Whats more, if you had put me in front of a terminal without internet I probably would have failed, perhaps because my day to day does not involve strings ( it currently involves Neuroscience research, Python GUIs and Quant stuff so thats fresh in my memory ), in any case, it is both an interesting observation and a roadmap for solving and preparing for these types of challenges (don’t get stressed and practice) :
I still dislike coding challenges, even if they are wrapped in a cool IDE and come dangling a potential Google interview, regardless of my opinion these are the norm and I fully understand that most people want to learn more about them and how to better prepare for them.
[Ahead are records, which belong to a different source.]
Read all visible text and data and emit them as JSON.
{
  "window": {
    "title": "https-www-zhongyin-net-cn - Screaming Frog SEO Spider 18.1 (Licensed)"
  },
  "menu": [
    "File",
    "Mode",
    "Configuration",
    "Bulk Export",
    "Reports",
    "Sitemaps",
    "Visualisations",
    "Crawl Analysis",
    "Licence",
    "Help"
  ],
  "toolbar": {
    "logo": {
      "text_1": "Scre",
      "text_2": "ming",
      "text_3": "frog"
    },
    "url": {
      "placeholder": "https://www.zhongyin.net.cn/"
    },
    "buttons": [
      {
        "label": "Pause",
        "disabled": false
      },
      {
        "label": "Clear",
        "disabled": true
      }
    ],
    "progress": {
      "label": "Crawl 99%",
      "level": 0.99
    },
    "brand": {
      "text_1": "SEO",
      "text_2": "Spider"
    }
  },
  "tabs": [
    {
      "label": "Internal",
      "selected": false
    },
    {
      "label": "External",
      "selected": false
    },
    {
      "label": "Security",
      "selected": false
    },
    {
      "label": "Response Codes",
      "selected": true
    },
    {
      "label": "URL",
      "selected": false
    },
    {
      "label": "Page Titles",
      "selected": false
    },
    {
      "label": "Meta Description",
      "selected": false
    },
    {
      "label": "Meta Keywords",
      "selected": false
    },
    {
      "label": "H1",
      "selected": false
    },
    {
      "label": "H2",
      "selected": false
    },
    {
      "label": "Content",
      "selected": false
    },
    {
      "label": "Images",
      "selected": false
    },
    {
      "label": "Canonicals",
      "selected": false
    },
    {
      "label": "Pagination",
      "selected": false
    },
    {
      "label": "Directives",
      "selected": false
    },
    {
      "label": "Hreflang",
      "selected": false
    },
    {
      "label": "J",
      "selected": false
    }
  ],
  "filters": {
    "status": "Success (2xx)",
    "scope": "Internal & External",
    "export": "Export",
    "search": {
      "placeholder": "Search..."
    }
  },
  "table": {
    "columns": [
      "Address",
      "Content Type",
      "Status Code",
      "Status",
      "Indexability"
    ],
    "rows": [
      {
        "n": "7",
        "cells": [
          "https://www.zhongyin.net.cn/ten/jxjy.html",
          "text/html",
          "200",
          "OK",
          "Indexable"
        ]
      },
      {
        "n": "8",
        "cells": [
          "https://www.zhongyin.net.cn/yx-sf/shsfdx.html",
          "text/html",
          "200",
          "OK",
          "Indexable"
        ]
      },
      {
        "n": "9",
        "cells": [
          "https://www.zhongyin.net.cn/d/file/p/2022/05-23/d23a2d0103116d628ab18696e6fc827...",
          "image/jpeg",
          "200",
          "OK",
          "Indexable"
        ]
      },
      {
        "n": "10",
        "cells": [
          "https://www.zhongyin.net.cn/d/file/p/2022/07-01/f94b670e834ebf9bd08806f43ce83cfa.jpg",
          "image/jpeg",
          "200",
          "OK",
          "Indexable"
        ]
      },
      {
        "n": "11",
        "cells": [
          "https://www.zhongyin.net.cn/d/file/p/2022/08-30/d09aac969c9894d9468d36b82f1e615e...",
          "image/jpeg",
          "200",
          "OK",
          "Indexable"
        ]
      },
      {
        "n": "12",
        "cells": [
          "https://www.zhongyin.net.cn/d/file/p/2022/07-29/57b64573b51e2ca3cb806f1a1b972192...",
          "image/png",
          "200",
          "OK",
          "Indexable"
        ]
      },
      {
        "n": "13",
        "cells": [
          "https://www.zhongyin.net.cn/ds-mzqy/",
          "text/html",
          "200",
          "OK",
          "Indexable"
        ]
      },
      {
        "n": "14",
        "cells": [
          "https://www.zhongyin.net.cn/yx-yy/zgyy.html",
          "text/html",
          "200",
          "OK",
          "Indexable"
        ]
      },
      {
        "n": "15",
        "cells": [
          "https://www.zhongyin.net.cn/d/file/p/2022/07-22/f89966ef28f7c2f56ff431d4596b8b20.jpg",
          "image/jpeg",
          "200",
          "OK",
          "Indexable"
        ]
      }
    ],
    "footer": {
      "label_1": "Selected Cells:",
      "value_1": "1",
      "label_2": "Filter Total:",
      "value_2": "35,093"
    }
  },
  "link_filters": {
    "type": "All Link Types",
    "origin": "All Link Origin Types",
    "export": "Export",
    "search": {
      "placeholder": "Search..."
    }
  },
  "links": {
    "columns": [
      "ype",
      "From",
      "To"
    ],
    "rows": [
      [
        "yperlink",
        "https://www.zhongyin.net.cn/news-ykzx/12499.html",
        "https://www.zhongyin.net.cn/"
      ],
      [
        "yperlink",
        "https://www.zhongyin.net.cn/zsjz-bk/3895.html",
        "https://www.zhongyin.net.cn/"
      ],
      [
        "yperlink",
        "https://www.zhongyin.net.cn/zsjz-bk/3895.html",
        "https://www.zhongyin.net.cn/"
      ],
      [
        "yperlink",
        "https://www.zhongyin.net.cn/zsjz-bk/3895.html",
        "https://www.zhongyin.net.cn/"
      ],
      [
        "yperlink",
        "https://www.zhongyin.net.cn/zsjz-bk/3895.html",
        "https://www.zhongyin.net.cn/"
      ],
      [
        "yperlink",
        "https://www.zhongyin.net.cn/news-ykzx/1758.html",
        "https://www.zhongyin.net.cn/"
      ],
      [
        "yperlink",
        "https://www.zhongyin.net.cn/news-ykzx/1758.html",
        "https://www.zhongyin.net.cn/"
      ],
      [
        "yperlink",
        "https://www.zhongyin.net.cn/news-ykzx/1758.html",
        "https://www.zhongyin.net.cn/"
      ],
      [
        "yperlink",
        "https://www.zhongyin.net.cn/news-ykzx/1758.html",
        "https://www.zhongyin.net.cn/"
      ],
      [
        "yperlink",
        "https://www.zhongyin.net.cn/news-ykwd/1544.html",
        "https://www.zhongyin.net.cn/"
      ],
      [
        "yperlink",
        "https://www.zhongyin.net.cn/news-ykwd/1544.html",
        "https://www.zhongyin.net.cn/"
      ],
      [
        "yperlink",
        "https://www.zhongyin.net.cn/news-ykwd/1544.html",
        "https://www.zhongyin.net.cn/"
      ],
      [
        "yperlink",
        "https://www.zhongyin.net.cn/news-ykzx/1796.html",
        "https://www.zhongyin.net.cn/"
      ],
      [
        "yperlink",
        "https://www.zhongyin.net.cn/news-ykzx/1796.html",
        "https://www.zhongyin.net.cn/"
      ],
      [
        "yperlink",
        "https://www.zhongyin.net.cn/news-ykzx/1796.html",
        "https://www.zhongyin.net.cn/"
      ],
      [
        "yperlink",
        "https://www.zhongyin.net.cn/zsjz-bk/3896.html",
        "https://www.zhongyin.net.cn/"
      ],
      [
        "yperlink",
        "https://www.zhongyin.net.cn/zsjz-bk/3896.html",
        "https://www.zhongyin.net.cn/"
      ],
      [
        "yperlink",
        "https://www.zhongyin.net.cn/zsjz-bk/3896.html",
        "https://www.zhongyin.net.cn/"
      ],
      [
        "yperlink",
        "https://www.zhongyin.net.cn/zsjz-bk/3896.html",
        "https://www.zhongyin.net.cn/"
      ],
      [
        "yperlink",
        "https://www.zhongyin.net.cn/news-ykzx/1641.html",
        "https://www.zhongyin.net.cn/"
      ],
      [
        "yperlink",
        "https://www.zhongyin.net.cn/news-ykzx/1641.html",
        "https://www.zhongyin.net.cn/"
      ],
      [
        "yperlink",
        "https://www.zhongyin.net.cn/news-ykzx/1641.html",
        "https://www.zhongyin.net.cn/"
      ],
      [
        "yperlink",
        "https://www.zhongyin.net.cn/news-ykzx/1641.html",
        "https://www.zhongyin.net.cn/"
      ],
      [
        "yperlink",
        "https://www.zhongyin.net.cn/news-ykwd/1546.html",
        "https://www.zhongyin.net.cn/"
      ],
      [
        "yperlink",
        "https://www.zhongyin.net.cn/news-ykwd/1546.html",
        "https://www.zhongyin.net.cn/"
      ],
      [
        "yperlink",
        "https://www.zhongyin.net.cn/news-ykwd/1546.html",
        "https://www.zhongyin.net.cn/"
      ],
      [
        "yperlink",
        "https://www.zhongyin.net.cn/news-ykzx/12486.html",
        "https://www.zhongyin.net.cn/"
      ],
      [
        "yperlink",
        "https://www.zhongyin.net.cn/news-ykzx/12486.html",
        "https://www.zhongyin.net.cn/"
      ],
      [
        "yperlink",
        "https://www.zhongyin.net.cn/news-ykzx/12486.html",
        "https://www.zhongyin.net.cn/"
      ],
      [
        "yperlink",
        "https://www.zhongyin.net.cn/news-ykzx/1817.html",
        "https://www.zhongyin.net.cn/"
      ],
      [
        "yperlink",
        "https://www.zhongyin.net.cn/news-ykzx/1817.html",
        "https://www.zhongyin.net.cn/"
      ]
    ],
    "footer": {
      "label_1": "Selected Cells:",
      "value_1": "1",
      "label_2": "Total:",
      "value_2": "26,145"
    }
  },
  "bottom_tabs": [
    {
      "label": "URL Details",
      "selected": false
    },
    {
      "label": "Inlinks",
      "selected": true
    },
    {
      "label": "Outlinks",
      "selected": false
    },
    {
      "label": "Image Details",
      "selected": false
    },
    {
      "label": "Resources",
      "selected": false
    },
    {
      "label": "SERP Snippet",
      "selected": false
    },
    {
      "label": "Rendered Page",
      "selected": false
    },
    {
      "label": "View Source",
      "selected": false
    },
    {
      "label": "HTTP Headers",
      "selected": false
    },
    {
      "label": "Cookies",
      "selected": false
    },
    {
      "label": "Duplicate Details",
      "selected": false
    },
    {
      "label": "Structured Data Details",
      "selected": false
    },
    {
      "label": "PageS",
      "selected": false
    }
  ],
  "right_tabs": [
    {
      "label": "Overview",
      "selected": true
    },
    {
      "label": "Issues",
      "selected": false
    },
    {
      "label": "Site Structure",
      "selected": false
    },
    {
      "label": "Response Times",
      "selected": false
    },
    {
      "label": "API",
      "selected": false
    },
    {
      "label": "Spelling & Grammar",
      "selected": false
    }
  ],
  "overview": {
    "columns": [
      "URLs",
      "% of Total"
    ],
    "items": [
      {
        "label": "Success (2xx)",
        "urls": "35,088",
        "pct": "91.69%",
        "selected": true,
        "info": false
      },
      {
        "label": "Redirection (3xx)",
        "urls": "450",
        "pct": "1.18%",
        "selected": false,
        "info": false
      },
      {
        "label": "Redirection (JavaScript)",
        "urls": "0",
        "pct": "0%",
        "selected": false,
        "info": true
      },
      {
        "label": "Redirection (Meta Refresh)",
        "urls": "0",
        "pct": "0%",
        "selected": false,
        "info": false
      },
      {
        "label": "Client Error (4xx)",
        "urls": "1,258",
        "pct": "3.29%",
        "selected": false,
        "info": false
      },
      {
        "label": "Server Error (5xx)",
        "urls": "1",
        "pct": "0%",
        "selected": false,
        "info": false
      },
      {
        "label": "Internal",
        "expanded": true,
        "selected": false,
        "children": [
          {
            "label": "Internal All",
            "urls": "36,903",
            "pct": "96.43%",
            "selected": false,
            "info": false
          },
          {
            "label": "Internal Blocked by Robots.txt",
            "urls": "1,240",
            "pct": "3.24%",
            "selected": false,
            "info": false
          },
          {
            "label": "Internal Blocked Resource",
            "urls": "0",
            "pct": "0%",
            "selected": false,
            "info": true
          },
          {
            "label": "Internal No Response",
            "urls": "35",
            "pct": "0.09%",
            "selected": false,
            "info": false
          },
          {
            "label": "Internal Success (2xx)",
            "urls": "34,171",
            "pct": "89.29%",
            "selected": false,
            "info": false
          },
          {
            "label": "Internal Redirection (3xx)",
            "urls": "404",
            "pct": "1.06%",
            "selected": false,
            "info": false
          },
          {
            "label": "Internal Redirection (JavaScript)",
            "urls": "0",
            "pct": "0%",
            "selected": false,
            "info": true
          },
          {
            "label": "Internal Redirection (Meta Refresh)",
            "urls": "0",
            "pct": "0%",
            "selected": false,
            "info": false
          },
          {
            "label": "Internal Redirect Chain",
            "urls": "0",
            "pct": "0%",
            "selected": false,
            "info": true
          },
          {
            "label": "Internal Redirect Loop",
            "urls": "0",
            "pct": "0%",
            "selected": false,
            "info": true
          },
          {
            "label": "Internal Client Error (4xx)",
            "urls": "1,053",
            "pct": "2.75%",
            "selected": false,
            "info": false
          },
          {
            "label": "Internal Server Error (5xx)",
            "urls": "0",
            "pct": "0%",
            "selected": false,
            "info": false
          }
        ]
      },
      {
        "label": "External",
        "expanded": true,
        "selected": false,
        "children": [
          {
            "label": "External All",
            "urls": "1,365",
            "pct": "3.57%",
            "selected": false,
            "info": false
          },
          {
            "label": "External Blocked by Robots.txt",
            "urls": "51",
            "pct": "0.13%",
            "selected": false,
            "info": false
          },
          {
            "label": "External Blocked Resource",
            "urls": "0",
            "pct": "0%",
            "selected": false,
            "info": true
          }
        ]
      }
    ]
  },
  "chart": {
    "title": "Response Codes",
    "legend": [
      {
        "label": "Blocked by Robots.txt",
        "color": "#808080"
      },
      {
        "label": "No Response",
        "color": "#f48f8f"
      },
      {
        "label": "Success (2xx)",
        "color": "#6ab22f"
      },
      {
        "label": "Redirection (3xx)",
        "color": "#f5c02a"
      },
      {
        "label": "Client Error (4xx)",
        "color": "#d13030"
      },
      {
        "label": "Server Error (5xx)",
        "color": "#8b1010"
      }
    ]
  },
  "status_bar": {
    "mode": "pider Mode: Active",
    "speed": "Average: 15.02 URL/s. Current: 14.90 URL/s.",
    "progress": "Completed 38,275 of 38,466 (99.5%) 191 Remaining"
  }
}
This short article hopefully showed you my experience and what to expect if you get an invitation to the Google challenge (keep on googling python stuff to improve your chances of getting one), but perhaps more interestingly showed how to dissect a Python coding challenge (or many other problems) and the obvious yet overlooked situation where you get better the more time you spend on any problem or language as well as the tricky situation where stress plays against you solving new problems.
tl;dr: Don’t get discouraged if you can’t a) understand a coding challenge at first and b) come up with an optimized solution fast, these things sometimes take time and the system is far from ideal.
Thank for reading !